The Hawk Inside the Hawk
After his absence summer through early fall
our Cooper’s hawk reappears to perch
on the top branches of the alder.
When a squirrel, unburdened by intelligence
but gifted with tenacity, climbs the alder’s trunk,
the hawk displays.
He is short-winged, feathered white
with fine streaks of brown, sporting orange underparts
that suggest another bird drawn within the larger one.
For days he has scanned for prey,
disguised not as much by foliage as by his stillness.
Now, with two stiff wing beats, he tears
through the cherry tree shivering with birds
and emerges with a rusty-capped tree sparrow.
As with all dilemmas reserved for humans
we are conflicted. We have fattened
this flock all year because we need their songs.
We have listened as they practice
the same sweet warble over and over again.
But a raptor is hard to turn away from.
His is a rougher song, the “kak kak kak”
that comes in three hard syllables.
Fine accompaniment to the season’s
short and darkening days.

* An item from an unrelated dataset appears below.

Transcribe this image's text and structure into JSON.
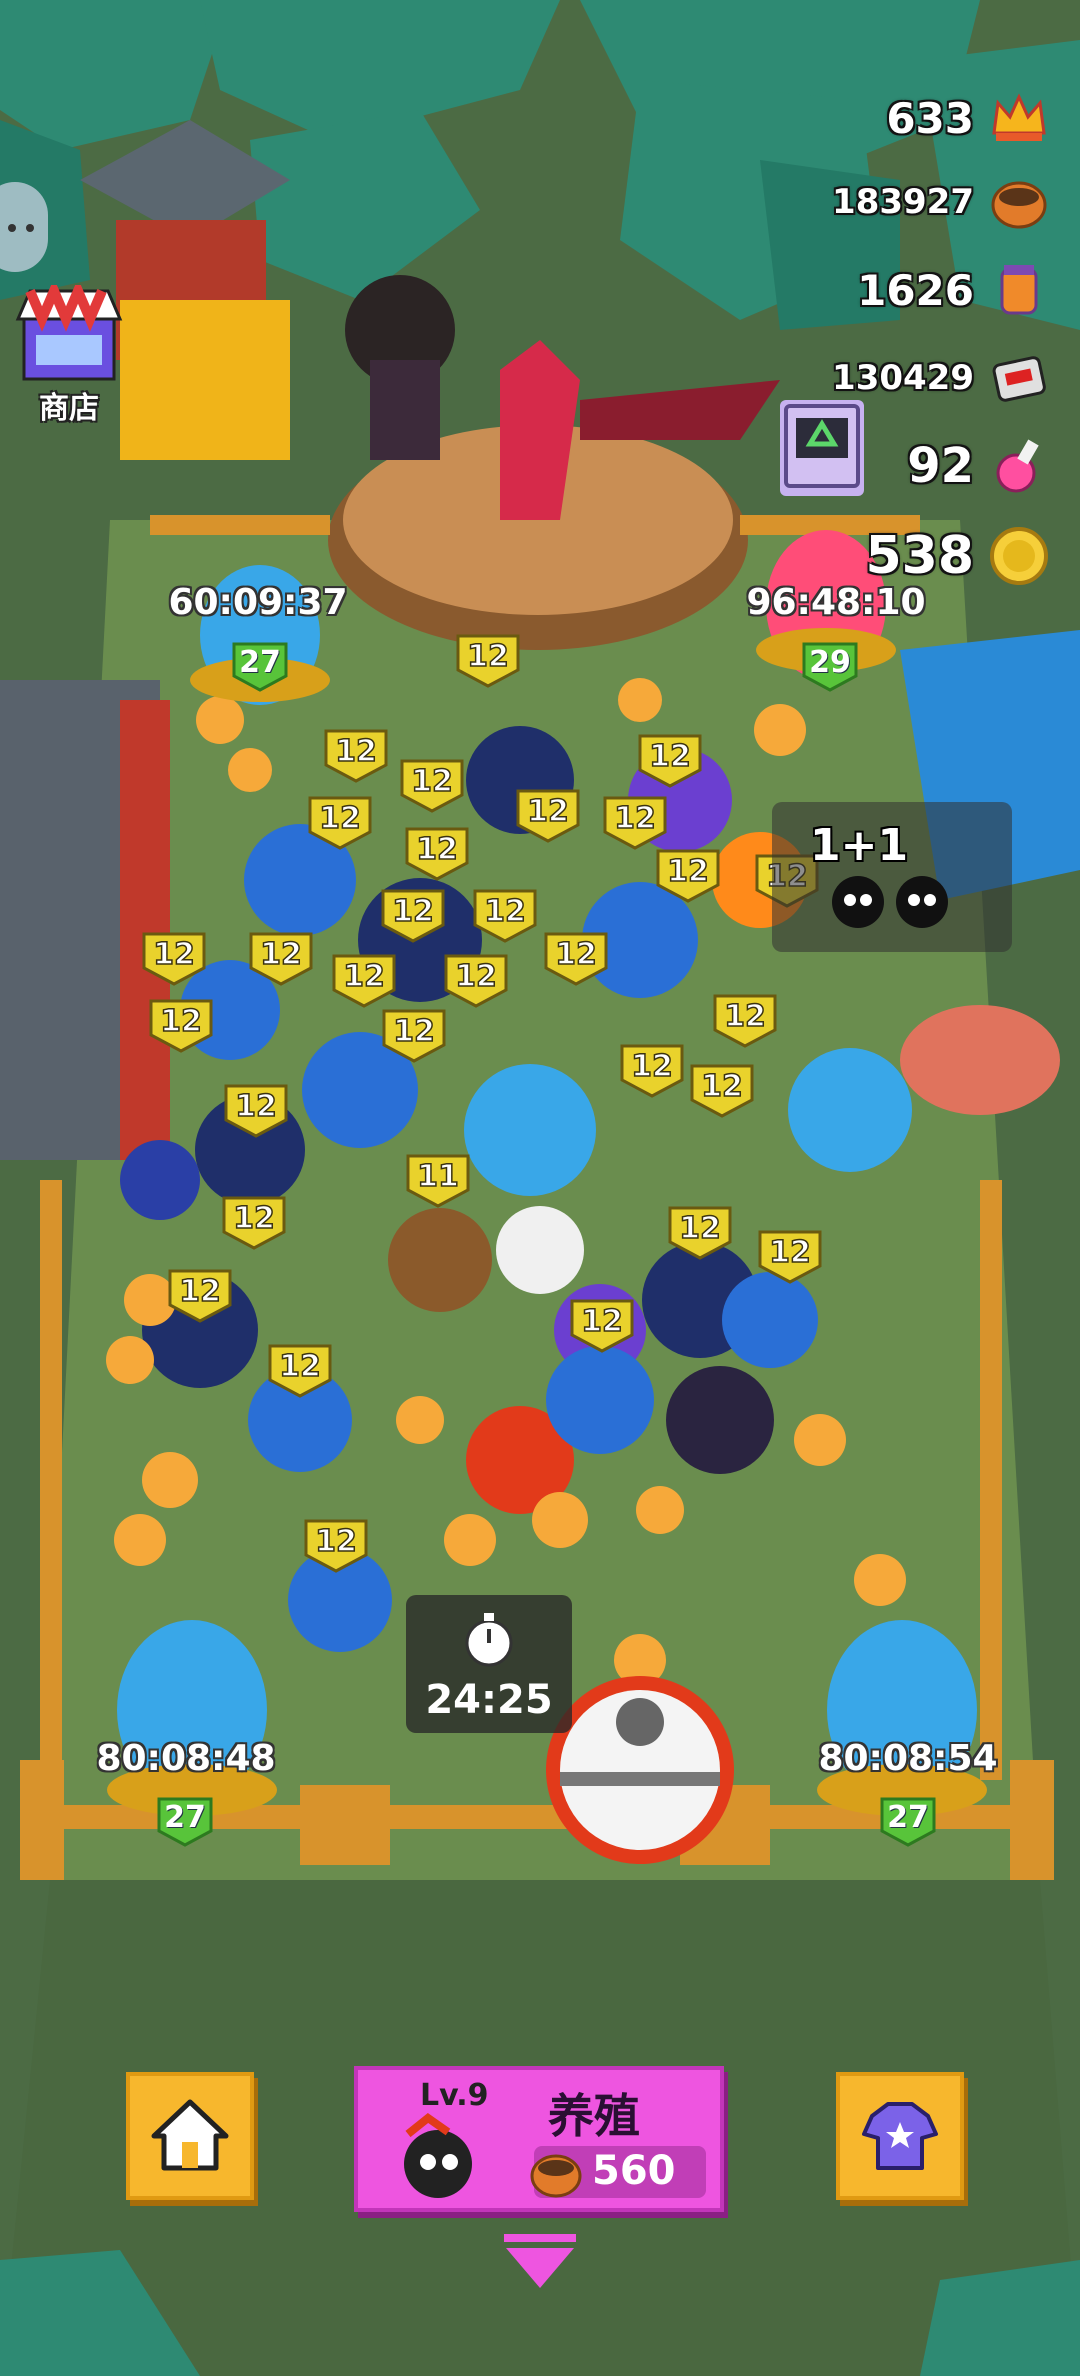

Daily, we drove inches from the precipice, down
the rocky single-track road to our rock
house with Etruscan foundation,
the house in which I never saw the millipedes
perpetually moving across our stone floors

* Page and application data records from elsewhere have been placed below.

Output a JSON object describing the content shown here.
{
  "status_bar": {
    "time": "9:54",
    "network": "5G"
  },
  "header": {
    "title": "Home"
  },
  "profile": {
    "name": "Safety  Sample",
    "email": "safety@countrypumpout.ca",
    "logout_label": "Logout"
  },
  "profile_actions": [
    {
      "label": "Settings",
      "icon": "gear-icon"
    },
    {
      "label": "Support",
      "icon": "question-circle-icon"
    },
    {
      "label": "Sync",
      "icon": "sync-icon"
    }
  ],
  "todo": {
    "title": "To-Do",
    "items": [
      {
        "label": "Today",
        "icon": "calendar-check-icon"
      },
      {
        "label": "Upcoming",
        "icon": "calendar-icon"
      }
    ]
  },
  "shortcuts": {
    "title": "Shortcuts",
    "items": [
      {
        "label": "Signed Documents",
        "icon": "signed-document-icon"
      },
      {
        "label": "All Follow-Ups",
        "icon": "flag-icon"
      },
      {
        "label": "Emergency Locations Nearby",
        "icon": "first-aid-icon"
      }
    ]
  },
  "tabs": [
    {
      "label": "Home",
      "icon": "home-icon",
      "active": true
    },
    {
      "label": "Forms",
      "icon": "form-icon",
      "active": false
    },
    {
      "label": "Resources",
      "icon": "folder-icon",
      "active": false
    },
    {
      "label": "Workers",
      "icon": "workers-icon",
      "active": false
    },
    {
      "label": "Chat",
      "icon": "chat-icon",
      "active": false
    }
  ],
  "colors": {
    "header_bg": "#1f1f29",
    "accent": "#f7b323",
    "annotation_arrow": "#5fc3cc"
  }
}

because you so quickly swept them out.
That, your first husbandly act. And night
after night we sat outside in the absolute
dark looking at the dim outline of the tufa
cliffs across the ravine. We could hear
the river below, but faintly. Mornings
you made omelets with truffles & shallots
always served with coarse bread.
When we left to walk a hill town or buy
more wine or flowers, or cat food
for the litter of six who visited, we
returned happily to our ancient first home.
Like tail birds that use cobwebs to stitch
the pierced edges of leaves into nests,
we busied ourselves & loved to the absence
of sound and light & lived
in that brief time without disturbance.
Victoria Anderson is a former writing program director at Loyola University Chicago, and received her doctorate in American Literature with a Creative Writing concentration from Binghamton University, New York. She has published three books of poetry: This Country or That (Mid-America Press), Vorticity (MAMMOTH Books), and The Hour Box (Kelsay Books). She has been published in over sixty literary journals, including (b)OINK, Mississippi Review, Gulf Coast, Atlanta Review, AGNI, American Short Fiction, and Berkeley Fiction Review. She is a three-time recipient of the Individual Artist Grant from Illinois Arts Council, and had residencies at Ragdale and the Virginia Center for the Creative Arts.